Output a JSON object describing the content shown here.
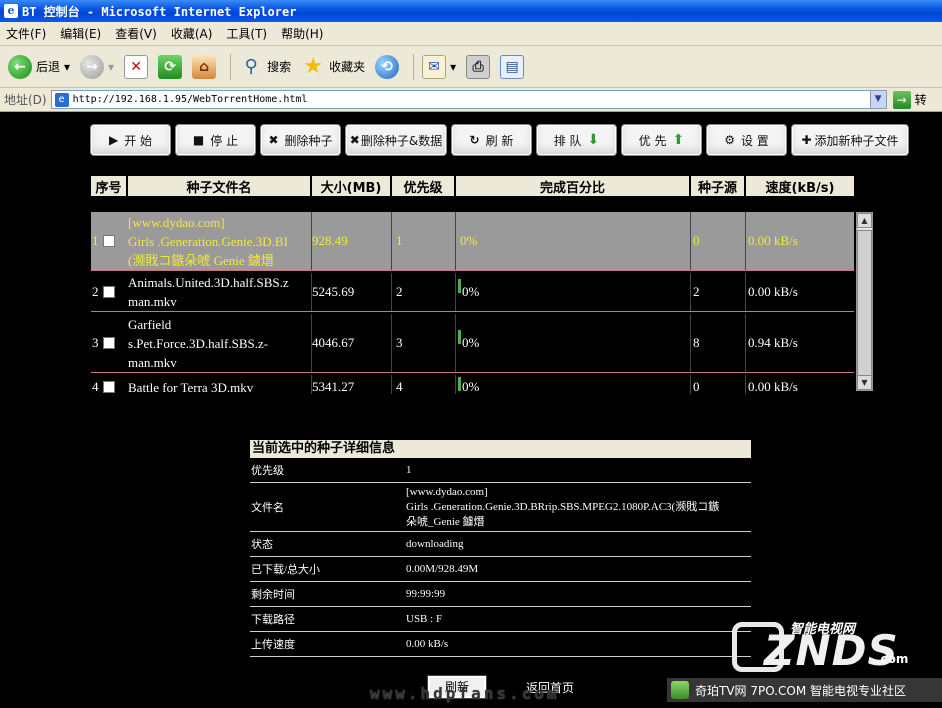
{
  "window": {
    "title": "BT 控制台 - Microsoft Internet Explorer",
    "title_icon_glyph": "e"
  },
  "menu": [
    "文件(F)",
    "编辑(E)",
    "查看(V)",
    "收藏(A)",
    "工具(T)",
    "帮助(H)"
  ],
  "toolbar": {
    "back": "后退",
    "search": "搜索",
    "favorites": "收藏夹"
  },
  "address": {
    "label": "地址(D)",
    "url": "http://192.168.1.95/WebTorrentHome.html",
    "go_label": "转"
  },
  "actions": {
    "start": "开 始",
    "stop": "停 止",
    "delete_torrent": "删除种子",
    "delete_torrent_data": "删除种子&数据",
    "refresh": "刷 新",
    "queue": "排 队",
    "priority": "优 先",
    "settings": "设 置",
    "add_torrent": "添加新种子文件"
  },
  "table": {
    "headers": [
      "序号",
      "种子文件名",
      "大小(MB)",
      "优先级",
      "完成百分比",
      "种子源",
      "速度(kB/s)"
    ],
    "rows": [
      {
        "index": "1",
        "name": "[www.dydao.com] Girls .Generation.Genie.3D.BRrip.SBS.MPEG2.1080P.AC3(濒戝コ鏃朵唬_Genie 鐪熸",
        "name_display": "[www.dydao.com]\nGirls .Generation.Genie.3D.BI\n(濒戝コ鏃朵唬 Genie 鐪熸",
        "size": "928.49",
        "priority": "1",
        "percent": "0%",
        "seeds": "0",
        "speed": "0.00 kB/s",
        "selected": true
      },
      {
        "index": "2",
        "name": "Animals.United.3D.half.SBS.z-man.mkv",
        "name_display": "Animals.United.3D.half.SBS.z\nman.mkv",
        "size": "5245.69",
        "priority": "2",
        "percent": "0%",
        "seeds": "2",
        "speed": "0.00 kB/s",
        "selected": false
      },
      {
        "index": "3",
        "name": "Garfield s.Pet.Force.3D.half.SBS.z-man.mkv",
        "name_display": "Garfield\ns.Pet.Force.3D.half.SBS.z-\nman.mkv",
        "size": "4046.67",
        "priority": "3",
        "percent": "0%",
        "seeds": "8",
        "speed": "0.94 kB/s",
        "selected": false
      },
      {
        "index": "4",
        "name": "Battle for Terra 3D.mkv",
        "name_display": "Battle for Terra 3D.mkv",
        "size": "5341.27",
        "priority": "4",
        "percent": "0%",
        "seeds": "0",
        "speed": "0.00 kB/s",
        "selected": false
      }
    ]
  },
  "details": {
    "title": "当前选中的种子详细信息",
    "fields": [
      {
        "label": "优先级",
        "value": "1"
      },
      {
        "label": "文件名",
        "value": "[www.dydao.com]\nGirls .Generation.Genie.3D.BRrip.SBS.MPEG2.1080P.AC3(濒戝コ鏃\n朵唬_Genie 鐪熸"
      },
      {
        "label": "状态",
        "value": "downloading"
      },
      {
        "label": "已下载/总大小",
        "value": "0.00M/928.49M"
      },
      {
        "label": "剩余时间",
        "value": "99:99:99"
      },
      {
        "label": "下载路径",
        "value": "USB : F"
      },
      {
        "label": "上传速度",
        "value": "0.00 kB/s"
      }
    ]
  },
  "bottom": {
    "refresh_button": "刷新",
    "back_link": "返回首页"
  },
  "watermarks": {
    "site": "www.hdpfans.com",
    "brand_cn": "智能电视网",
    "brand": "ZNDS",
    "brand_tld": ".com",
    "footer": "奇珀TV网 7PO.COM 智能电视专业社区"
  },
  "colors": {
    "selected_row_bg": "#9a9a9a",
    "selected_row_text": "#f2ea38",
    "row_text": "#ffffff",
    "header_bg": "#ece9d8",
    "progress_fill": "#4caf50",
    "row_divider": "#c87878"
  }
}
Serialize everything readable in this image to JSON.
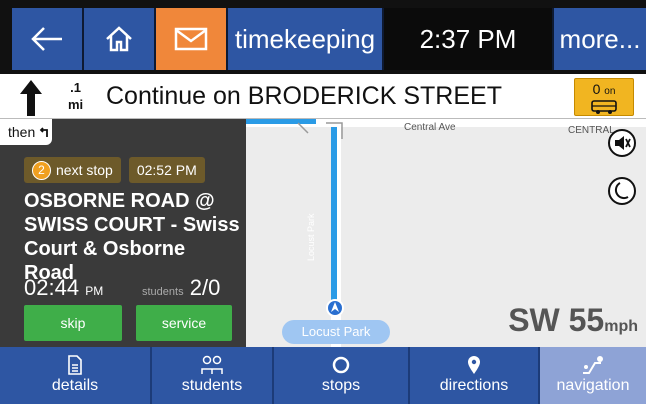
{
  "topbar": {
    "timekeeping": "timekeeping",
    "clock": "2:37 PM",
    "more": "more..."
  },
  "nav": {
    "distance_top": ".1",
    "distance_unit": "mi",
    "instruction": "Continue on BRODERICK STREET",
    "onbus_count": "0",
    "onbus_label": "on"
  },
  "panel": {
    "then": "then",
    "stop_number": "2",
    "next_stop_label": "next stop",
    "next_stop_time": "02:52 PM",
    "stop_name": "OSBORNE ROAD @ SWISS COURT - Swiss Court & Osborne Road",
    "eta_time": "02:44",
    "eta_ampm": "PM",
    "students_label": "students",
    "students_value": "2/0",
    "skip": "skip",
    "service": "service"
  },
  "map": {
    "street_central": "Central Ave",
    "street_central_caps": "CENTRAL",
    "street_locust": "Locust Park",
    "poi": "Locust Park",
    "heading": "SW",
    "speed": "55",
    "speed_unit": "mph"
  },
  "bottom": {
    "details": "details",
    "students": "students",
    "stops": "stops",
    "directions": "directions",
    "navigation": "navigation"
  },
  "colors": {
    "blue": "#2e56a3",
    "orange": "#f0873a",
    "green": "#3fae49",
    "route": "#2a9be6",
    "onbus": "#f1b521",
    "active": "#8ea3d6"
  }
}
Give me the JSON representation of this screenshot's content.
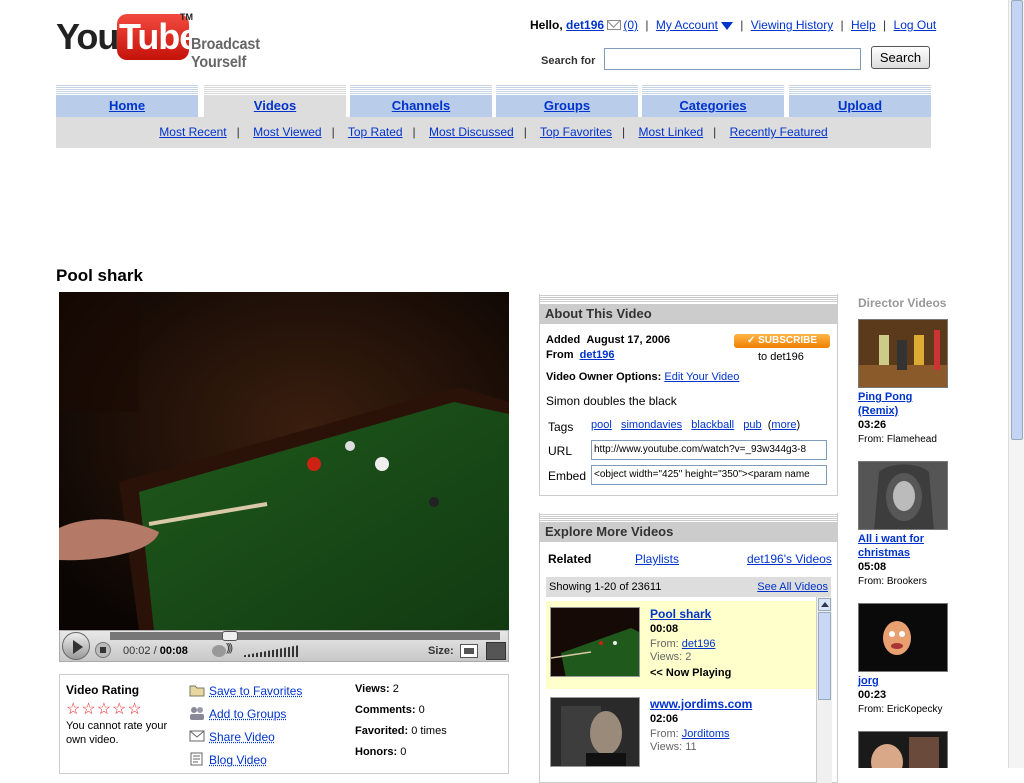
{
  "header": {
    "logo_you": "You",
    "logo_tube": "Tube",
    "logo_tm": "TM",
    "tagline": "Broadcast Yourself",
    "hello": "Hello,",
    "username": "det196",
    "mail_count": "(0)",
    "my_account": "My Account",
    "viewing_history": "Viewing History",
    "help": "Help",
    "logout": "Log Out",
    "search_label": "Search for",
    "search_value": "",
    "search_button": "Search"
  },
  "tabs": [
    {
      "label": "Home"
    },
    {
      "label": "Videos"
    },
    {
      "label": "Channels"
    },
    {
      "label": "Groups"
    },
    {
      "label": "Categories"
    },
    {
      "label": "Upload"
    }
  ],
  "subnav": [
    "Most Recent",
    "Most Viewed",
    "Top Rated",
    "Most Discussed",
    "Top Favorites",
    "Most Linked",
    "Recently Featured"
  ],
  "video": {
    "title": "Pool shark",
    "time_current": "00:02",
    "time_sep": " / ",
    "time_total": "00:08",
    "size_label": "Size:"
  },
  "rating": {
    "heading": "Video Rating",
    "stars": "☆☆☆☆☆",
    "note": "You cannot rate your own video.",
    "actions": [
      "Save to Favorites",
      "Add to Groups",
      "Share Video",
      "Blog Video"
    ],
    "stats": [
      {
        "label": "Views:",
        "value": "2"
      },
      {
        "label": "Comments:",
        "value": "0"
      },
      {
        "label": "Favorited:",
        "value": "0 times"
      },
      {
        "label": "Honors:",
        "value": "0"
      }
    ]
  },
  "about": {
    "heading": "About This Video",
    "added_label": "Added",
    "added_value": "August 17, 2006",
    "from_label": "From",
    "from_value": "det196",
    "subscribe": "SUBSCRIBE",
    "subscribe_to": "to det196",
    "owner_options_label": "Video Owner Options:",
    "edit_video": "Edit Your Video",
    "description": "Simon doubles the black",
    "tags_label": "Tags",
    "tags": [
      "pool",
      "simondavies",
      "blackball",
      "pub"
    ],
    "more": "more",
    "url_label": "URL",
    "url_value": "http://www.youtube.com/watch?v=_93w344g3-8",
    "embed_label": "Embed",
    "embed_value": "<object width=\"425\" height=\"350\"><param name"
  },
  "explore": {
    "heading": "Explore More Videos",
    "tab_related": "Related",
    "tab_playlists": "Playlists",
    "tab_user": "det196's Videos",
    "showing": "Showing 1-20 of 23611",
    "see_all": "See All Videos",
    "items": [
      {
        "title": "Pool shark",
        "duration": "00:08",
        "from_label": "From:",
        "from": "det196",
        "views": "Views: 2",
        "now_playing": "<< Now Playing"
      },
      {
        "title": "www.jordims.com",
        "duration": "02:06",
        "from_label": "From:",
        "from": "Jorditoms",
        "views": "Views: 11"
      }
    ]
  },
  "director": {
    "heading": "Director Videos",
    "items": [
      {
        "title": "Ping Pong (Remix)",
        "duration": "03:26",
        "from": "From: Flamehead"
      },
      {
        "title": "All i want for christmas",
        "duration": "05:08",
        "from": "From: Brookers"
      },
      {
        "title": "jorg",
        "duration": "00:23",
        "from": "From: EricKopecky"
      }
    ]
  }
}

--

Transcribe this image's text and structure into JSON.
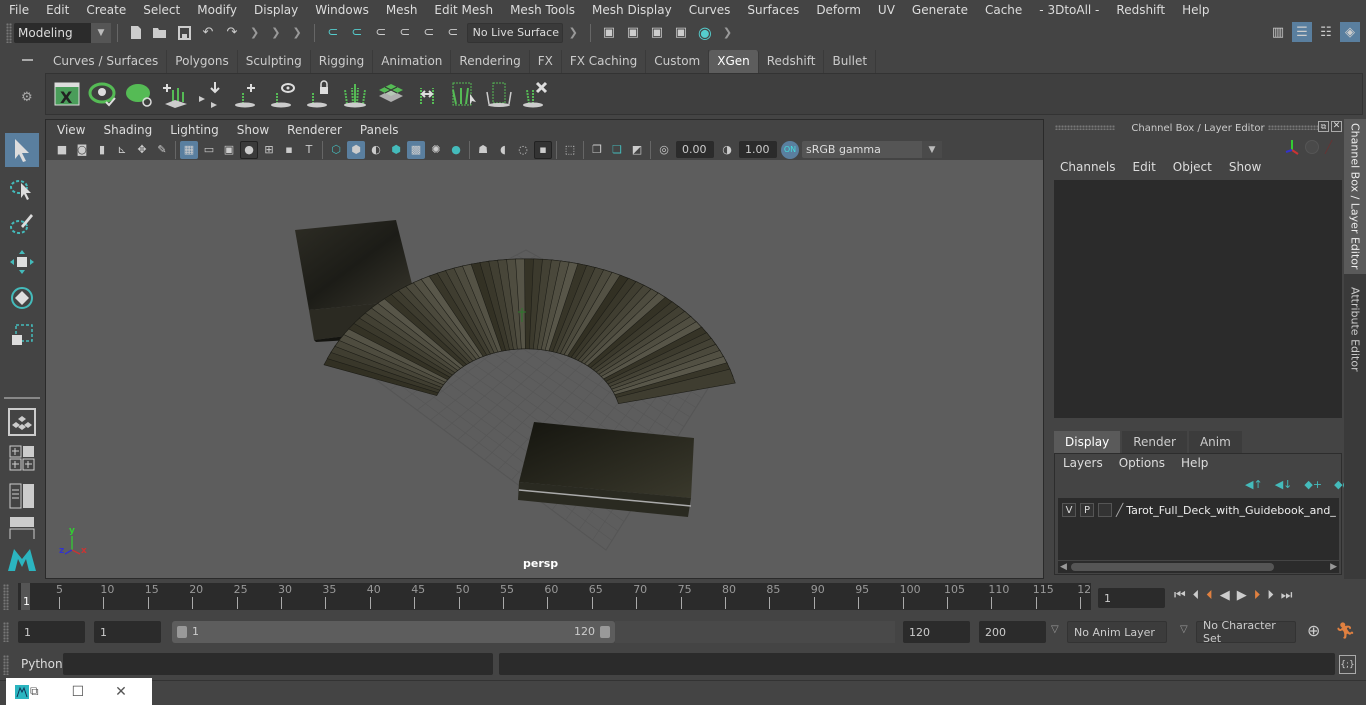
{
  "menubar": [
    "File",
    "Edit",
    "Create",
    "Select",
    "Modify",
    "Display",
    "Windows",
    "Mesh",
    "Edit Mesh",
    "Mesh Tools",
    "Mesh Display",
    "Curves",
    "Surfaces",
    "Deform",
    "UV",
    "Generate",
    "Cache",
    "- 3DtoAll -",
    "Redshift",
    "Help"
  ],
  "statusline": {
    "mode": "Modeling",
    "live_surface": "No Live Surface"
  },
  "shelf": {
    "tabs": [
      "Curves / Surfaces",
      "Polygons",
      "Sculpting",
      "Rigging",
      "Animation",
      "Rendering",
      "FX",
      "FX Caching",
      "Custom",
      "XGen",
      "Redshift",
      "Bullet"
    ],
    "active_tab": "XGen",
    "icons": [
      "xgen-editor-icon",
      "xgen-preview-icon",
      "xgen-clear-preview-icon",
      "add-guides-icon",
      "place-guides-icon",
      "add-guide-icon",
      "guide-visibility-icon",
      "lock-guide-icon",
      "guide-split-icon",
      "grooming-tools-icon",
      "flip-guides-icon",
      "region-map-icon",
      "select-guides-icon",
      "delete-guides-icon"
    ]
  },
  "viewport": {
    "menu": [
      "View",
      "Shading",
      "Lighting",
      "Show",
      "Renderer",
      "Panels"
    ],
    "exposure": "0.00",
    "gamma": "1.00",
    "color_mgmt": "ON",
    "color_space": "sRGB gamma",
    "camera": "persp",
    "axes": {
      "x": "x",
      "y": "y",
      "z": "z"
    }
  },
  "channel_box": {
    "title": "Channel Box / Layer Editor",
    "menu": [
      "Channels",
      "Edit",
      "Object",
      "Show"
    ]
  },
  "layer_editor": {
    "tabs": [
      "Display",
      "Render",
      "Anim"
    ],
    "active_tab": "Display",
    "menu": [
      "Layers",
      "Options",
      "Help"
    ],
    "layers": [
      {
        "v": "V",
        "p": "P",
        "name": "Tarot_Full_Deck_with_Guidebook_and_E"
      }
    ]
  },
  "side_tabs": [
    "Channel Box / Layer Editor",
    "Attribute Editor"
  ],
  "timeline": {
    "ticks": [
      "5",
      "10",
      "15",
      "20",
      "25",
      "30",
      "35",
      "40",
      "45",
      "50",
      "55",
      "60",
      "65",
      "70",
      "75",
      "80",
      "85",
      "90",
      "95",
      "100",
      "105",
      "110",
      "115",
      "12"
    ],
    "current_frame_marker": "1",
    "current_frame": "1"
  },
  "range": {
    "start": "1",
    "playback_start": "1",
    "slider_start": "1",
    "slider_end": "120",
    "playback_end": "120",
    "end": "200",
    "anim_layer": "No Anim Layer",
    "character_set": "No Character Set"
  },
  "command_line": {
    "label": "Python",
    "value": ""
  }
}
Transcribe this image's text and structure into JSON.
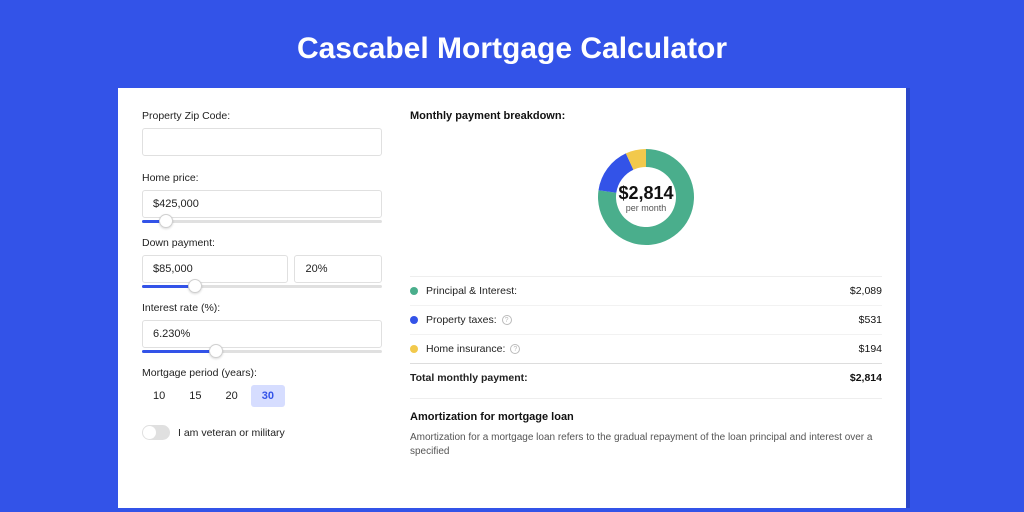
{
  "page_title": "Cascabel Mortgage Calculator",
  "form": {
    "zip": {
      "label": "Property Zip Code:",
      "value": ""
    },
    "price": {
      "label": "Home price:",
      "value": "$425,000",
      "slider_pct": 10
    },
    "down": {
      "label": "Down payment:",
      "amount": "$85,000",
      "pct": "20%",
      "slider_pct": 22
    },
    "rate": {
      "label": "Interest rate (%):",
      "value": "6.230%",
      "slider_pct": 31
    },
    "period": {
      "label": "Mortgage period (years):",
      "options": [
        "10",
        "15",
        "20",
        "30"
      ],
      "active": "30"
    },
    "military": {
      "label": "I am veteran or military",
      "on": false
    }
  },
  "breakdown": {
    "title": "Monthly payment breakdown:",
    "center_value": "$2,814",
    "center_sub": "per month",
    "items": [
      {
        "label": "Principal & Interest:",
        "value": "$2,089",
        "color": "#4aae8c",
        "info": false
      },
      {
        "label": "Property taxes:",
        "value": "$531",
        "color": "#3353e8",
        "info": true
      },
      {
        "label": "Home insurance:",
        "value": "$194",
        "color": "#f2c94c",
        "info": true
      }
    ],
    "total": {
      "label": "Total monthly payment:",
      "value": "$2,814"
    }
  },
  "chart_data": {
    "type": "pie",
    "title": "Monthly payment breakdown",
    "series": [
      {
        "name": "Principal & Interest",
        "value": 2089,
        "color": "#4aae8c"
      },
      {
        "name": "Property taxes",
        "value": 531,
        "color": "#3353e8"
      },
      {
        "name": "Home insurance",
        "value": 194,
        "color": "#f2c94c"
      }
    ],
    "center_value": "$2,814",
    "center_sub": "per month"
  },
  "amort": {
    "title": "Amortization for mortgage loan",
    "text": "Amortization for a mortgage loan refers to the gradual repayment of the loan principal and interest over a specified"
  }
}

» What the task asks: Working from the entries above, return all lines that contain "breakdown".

» Output below:
  "breakdown": {
    "title": "Monthly payment breakdown:",
    "title": "Monthly payment breakdown",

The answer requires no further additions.